When Nanda Mahārāja was accused by mother Yaśodā of being “hardhearted,” he replied, “My dear Yaśodā, why are you becoming so agitated? Kindly look more carefully. Just see, your son Kṛṣṇa is standing before you! Don’t become a madwoman like this. Please keep my home peaceful.” And Kṛṣṇa was informed by some friend that His father Nanda was also in illusion in this way, in separation from Him.
When all the wives of Vasudeva were present in the arena of Kaṁsa, they saw the most pleasing bodily features of Kṛṣṇa, and immediately, out of parental affection, milk began to flow from their breasts, and the lower parts of their sārīs became wet. This symptom of ecstatic love is an example of the result of fulfillment of desire.
In the First Canto of Śrīmad-Bhāgavatam, eleventh chapter, verse 29, it is stated, “When Kṛṣṇa entered Dvārakā after finishing the Battle of Kurukṣetra, He first of all saw His mother and all His different stepmothers and offered His respectful obeisances unto their feet. The mothers immediately took Kṛṣṇa upon their laps, and because of their parental affection, there was milk flowing out of their breasts. So their breast milk, mixed with the water of tears, became the first offering to Kṛṣṇa.” This is one of the examples of being satisfied after a great separation.
There is a similar statement in the Lalita-mādhava: “How wonderful it is that Yaśodā, the wife of King Nanda, out of her parental affection for Kṛṣṇa, mixed her tears and the milk from her breasts and thus bathed her dear son Kṛṣṇa.” In Vidagdha-mādhava, a devotee addresses Lord Kṛṣṇa as follows: “My dear Mukunda, just after seeing Your face, which was full with the scent of the lotus flower, mother Yaśodā, being attracted by the moonlight of Your face, became so overjoyed in her affection that immediately from the nipples of her water-potlike breasts, milk began to flow.” She was thus constantly engaged in supplying milk to Kṛṣṇa after wetting the covering cloth over the jug.
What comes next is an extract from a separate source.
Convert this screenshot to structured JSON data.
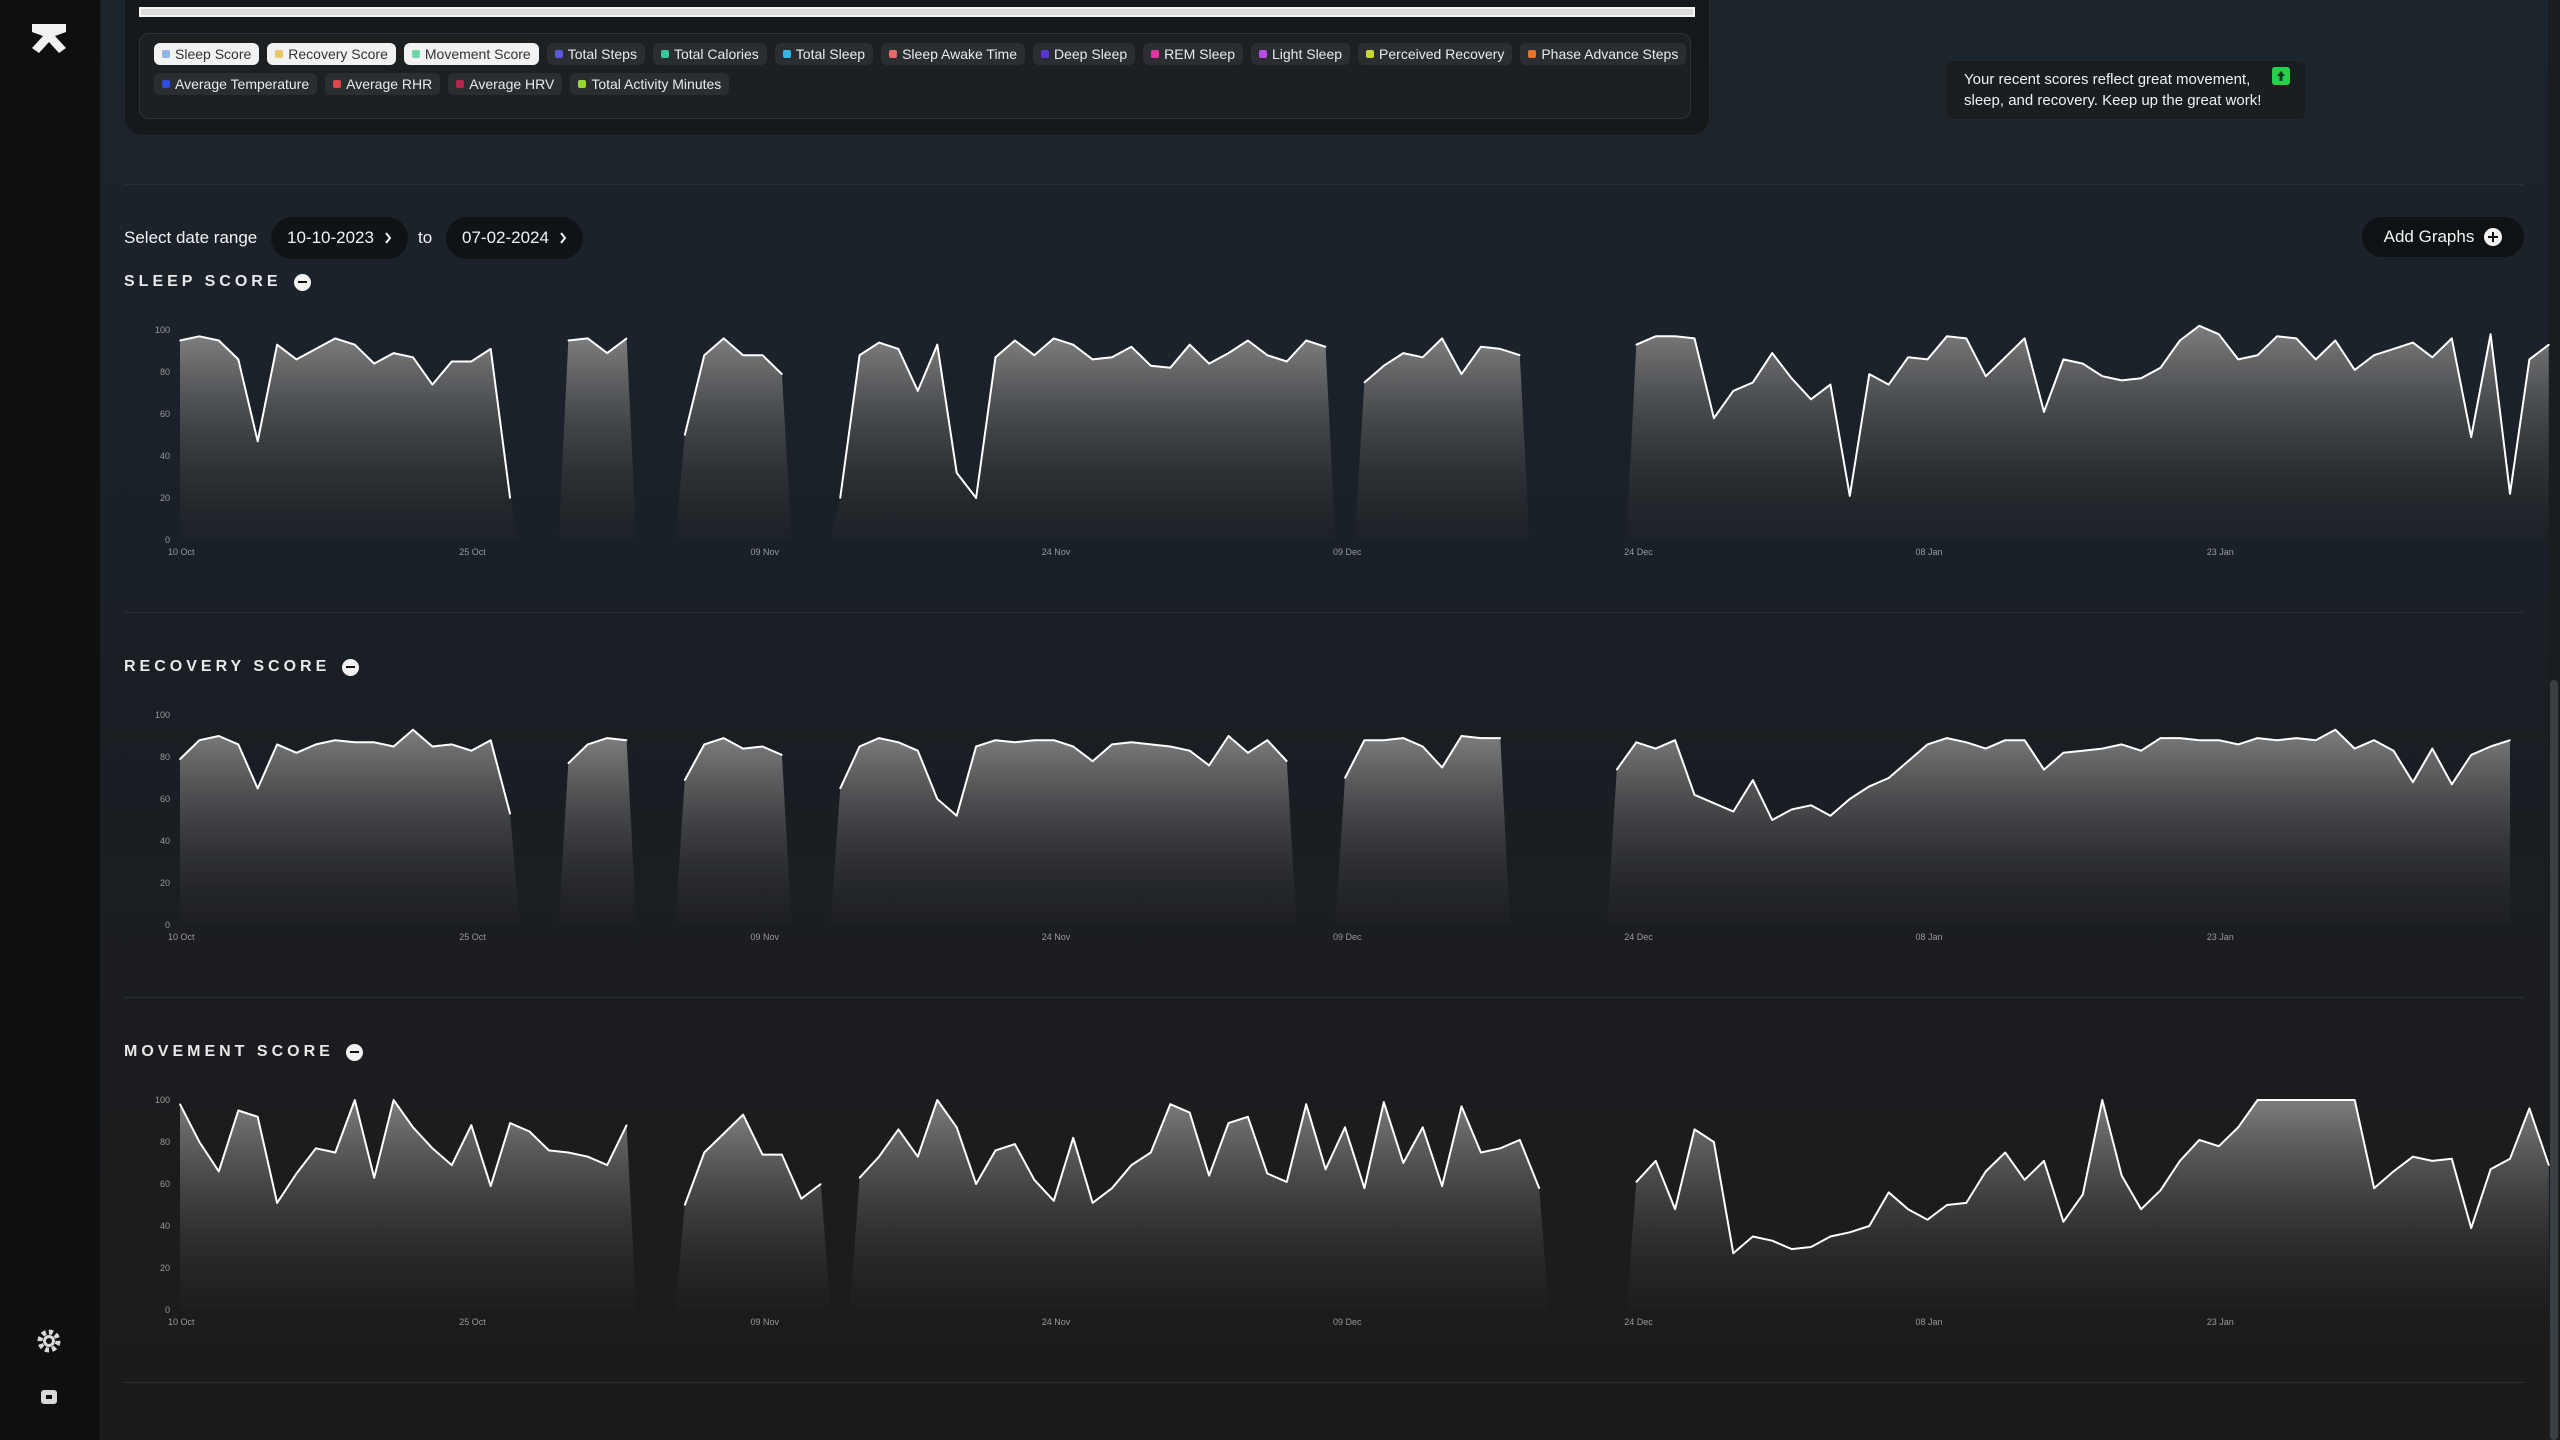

These are some of the signs of parental love for Kṛṣṇa by His mother, His father and elderly persons. Symptoms of ecstatic love in parental affection are expressed when Kṛṣṇa is accepted as the son. These constant transcendental emotions for Kṛṣṇa are called steady ecstasy in parental love.
Śrīla Rūpa Gosvāmī states herein that according to some learned scholars, the three kinds of transcendental mellow so far described – namely, servitude, fraternity and parental affection – are sometimes mixed. For example, the fraternal feelings of Balarāma are mixed with servitude and parental affection. Similarly, King Yudhiṣṭhira’s attraction for Kṛṣṇa is also mixed with parental affection and servitude. Similarly, the transcendental mellow of Ugrasena, Kṛṣṇa’s grandfather, is mixed with servitude and parental affection. The affection of all the elderly gopīs in Vṛndāvana is a mixture of parental love, servitude and fraternity. The affection of the sons of Mādrī – Nakula and Sahadeva – as well as the affection of the sage Nārada, is a mixture of friendship and servitude. The affection of Lord Śiva, Garuḍa and Uddhava is a mixture of servitude and fraternity.